City of Quito, - • - 9560 B City of Mexico, - - - 7476 B Silla de Caraccas, part of the chain of Venezuela, 8640 B Blue Mountains, in the Island of Jamaica, - 7431 Pelée, in the Island of Martinique, - - 5100 Morne Garou, in the Island of St Vincent’s, - 5050
In this list of altitudes, I have not ventured to insert the Himalaya Mountains, or Great Central Chain of Upper Asia, to which some recent accounts from India would assign the stupendous elevation from 23,000 to 27,000 feet.
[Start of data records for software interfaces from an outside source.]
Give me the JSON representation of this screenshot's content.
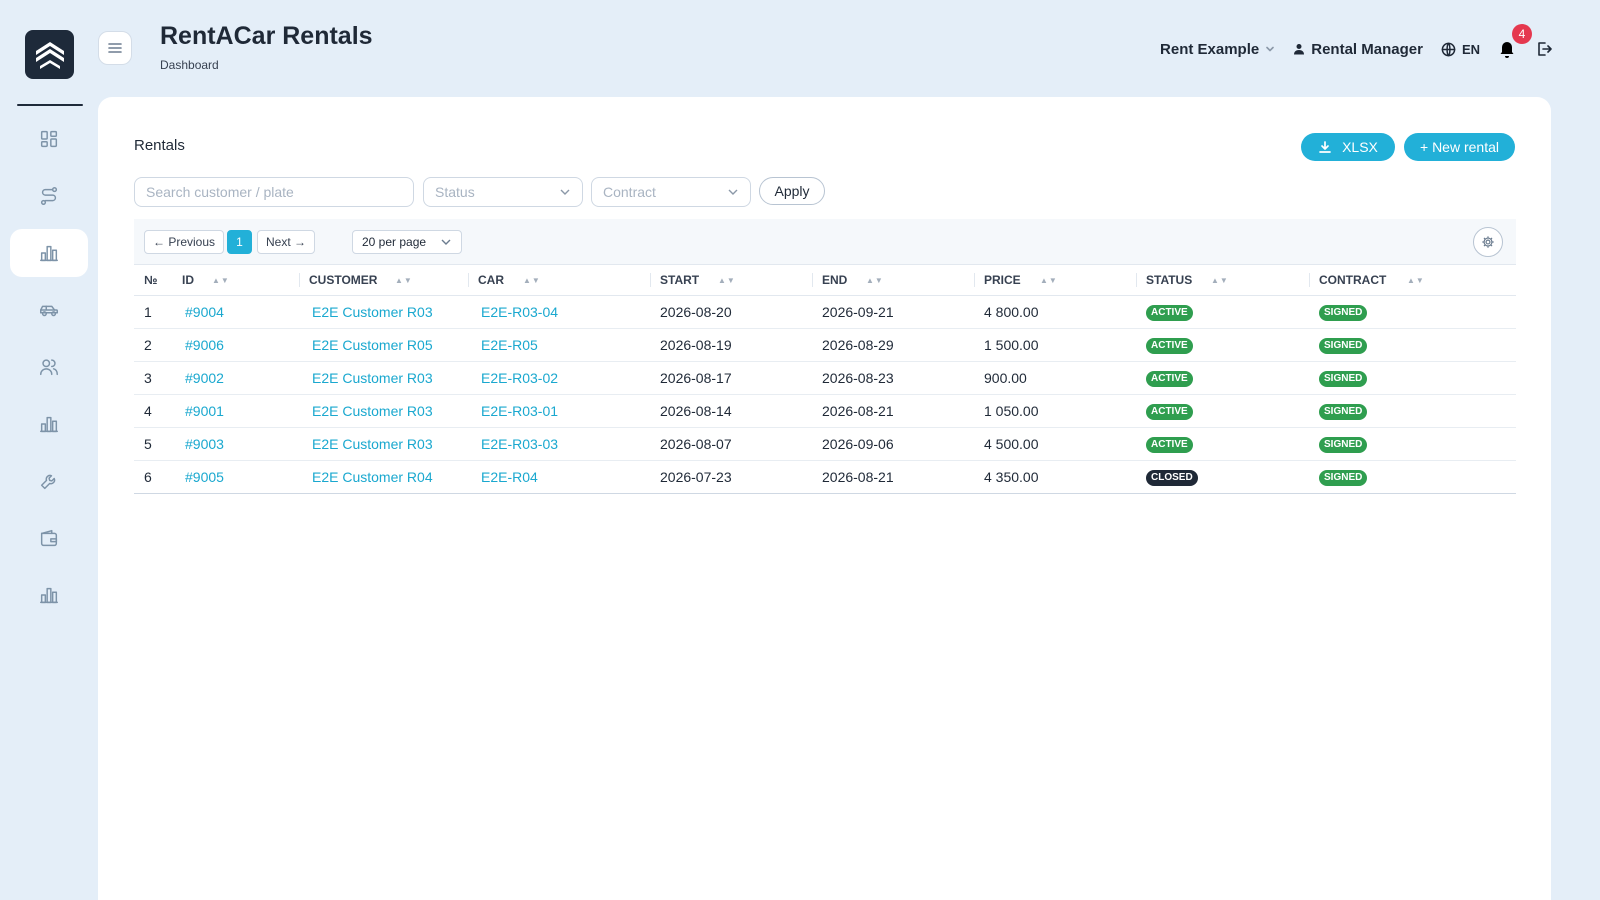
{
  "colors": {
    "accent": "#22b0d8",
    "link": "#1aa8cf",
    "active": "#2f9e4f",
    "closed": "#1f2937",
    "signed": "#2f9e4f",
    "badge": "#e5384f"
  },
  "app": {
    "title": "RentACar Rentals",
    "breadcrumb": "Dashboard"
  },
  "sidebar": {
    "items": [
      {
        "name": "dashboard-icon"
      },
      {
        "name": "routes-icon"
      },
      {
        "name": "bar-chart-icon",
        "active": true
      },
      {
        "name": "car-icon"
      },
      {
        "name": "users-icon"
      },
      {
        "name": "bar-chart-icon"
      },
      {
        "name": "wrench-icon"
      },
      {
        "name": "wallet-icon"
      },
      {
        "name": "bar-chart-icon"
      }
    ]
  },
  "topbar": {
    "company": "Rent Example",
    "user": "Rental Manager",
    "language": "EN",
    "notifications": "4"
  },
  "rentals": {
    "title": "Rentals",
    "export_label": "XLSX",
    "new_label": "+ New rental",
    "search_placeholder": "Search customer / plate",
    "status_placeholder": "Status",
    "contract_placeholder": "Contract",
    "apply_label": "Apply",
    "pagination": {
      "prev": "← Previous",
      "current": "1",
      "next": "Next →",
      "per_page": "20 per page"
    },
    "columns": [
      "№",
      "ID",
      "CUSTOMER",
      "CAR",
      "START",
      "END",
      "PRICE",
      "STATUS",
      "CONTRACT"
    ],
    "rows": [
      {
        "n": "1",
        "id": "#9004",
        "customer": "E2E Customer R03",
        "car": "E2E-R03-04",
        "start": "2026-08-20",
        "end": "2026-09-21",
        "price": "4 800.00",
        "status": "ACTIVE",
        "contract": "SIGNED"
      },
      {
        "n": "2",
        "id": "#9006",
        "customer": "E2E Customer R05",
        "car": "E2E-R05",
        "start": "2026-08-19",
        "end": "2026-08-29",
        "price": "1 500.00",
        "status": "ACTIVE",
        "contract": "SIGNED"
      },
      {
        "n": "3",
        "id": "#9002",
        "customer": "E2E Customer R03",
        "car": "E2E-R03-02",
        "start": "2026-08-17",
        "end": "2026-08-23",
        "price": "900.00",
        "status": "ACTIVE",
        "contract": "SIGNED"
      },
      {
        "n": "4",
        "id": "#9001",
        "customer": "E2E Customer R03",
        "car": "E2E-R03-01",
        "start": "2026-08-14",
        "end": "2026-08-21",
        "price": "1 050.00",
        "status": "ACTIVE",
        "contract": "SIGNED"
      },
      {
        "n": "5",
        "id": "#9003",
        "customer": "E2E Customer R03",
        "car": "E2E-R03-03",
        "start": "2026-08-07",
        "end": "2026-09-06",
        "price": "4 500.00",
        "status": "ACTIVE",
        "contract": "SIGNED"
      },
      {
        "n": "6",
        "id": "#9005",
        "customer": "E2E Customer R04",
        "car": "E2E-R04",
        "start": "2026-07-23",
        "end": "2026-08-21",
        "price": "4 350.00",
        "status": "CLOSED",
        "contract": "SIGNED"
      }
    ]
  }
}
Such at least are the results of observations made with a small sextant and an artificial horizon, at the enormous distance of 226 or 232 miles, as computed indeed from very short bases. But even with the best instruments, and under the most favourable circumstances, the determination of minute vertical angles is liable to much uncertainty. The progress of accurate observation has uniformly reduced the estimated altitudes of mountains.
I shall conclude with briefly stating the French measures. The Parisian foot was to the English, or the toise to the fathom, as 1,065777 to 1, or nearly as 16 to 15. The metre, or base of the new system, and equal to 39.371 English inches, ascends decimally, forming the decametre or perch, the hectometre, the kilometre or mile, and the myriametre or league, equivalent to 6.213856 of our miles; and descending by the same scale, it forms successively the decimetre or palm, the centimetre or digit, and the millimetre or stroke. The square of the decametre constitutes the are, and that of the hectametre, the hectare or acre, and equal to 2.47 117 English acres. The cube of a metre, or 35.3171 feet, forms the unit of solid mea. sure or the stere, that of a decimetre, or 61.028 inches forming the litre or pint ; and the weight of this bulk of water at its greatest contraction makes the kilogramme or pound, equivalent to 2.1133 pounds Troy, the gramme answering to 15,444 grains.